You attended 5 classes of your Brain and Behavior course out of an 8 week summer session that meets daily, and stop going after the first exam. Which you failed. Repeating the exact same pattern from the previous semester when you were in my class.
And then…. your MOM shows up at my class to fight your grade battles for you, without you even being aware of it.

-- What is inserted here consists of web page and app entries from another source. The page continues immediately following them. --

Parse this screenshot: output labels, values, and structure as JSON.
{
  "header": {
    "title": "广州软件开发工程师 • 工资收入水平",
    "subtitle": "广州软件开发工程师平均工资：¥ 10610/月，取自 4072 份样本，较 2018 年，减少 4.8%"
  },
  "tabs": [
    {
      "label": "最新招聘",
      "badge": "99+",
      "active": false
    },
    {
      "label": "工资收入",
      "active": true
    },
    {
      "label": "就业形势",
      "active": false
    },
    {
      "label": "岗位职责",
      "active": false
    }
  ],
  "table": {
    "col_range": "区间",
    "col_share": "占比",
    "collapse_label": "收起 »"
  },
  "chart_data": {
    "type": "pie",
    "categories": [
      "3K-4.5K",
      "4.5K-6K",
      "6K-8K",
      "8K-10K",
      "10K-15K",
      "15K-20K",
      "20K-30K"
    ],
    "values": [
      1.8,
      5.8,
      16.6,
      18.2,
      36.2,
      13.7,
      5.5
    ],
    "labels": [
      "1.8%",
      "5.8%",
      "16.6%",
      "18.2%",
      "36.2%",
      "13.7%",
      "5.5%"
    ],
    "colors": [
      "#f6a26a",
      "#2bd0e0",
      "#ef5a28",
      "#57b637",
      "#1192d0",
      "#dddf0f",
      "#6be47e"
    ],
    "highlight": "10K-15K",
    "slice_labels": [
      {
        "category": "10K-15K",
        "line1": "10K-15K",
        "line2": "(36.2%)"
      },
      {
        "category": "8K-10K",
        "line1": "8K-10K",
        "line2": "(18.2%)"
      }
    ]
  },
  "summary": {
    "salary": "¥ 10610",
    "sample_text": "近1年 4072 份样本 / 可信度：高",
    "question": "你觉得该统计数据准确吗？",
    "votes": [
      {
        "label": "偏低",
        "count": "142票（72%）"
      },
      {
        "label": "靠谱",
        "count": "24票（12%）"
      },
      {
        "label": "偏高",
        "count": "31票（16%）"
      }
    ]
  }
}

Yesterday, I had a student’s mom show up at my classroom right before class. Apparently Precious Daughter was going to fail out while on academic probation. Mom just couldn’t let that happen, and wanted to know if there was any chance that Precious Daughter could maybe possibly have a shot at taking the second exam that she missed last week in order to have a chance at passing my course? Barring that, could she have me sign the drop form so that daughter wouldn’t have a failing grade? She would hate to have poor Precious Daughter, who did so well at another institution before moving back here with mom who told her not to do that and to stay where she was since she’s doing so well and she’s very smart and can do the work, fail out. Problem is, mom can’t find Precious Daughter who is supposed to be living with her and has supposedly been studying very very hard and doing her assignments (only one out of the 4 so far, actually, but who’s counting?) yadda yadda.
I calmed down this poor, crying, hysterical woman and I get the sneaking suspicion that this has happened before.

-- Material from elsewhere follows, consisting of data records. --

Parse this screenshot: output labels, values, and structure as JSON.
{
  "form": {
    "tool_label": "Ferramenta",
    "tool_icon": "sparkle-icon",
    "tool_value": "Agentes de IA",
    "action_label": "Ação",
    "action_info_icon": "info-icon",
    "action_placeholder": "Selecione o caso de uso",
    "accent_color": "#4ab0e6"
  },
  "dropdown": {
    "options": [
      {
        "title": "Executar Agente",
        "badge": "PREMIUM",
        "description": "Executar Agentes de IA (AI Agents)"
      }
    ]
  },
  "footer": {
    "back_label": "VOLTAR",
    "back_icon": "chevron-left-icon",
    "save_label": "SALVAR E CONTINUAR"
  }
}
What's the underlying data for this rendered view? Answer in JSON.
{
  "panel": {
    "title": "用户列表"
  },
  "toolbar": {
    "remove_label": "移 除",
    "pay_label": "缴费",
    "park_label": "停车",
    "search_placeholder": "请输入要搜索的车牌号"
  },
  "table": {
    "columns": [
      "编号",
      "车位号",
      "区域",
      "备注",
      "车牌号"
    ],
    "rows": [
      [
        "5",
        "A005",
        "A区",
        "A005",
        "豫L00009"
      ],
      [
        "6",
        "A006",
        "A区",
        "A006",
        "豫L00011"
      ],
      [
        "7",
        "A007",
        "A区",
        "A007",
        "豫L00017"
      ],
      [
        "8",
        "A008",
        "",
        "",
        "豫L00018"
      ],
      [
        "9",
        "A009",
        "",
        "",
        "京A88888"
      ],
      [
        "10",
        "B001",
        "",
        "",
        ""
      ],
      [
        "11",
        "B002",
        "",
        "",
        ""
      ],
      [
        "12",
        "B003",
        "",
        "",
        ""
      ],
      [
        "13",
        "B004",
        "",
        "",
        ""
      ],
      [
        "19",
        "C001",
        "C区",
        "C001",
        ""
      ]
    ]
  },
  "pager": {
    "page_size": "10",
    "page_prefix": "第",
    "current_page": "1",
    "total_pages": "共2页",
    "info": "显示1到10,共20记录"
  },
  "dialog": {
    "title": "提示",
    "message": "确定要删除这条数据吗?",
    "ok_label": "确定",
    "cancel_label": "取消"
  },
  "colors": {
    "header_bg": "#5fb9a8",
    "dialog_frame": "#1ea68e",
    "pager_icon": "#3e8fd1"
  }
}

For my own amusement, I said sure. If you can find her I’ll let her take the second exam. I also told her that said exam was pretty damn tough and I wouldn’t expect that a student who hasn’t shown up to class to perform well. Mom said ok and went away. It gets better.
At 2:30 I get a call in the lab. Mom found Precious Daughter and dragged her to the psych department. I go downstairs to meet them and PD looks equal parts embarrassed, humiliated, and scared shitless. Inside, I am laughing at the absurdity. I get the sneaking suspicion (again) that mom has done this before. We sit down and have a chat, with mom opening the discussion like I do with my 7 year old:
“Daughter, you have a decision to make. Do you want to take up Professor Evil on his offer to sit for the test, or do you want to drop?”
Of course, she dropped.
I can’t tell you, dear reader, how much I wanted to dispense some advice.
“Stop smothering her. Stop going through her stuff to find my syllabus so you can locate my class and office hours. Stop snooping through her coursework and maybe even emails to find her grades, due dates, drop dates, whatever. Stop fighting her battles for her. Stop making her life too fucking easy. Stop pressuring her to do college when she obviously doesn’t want to. Stop paying for something she obviously doesn’t give a shit about. Just, stop. You’re not protecting her. You’re setting her up for permanent failure. Let her fail now and get kicked out of school, it’s the BEST thing you can do for her. She’ll have to go to community college someday to earn her way back in, but at least then she’ll be ready to do what she wants, not what you want.”
“And you, you lazy ass, quit wasting your mom’s money. I sure as hell know you’re not here on your dime. Go to class, else come up with a justifiable medical reason why you can’t attend, address it, then get your life straightened out. Quit staying out to smoke weed with your loser boyfriend or whatever it is you’re doing. The local garage band scene here in amongst the cornstalks cannot possibly be that entertaining. Quit living at home with an overbearing control-freak parent. You’re like a couple of codependents enabling each other; you stay there and you’ll never get her out of your life. It already sucks for you that you’re probably going to flunk out and have to get some shit job until you earn enough money to move out.”
Of course I can’t say any of that. And so I wouldn’t be surprised to see her sign up for my class next semester.
I don’t know who is more pathetic, all that I know is I’m amused. And that neither of them is ready for college.
Filed under: Academia |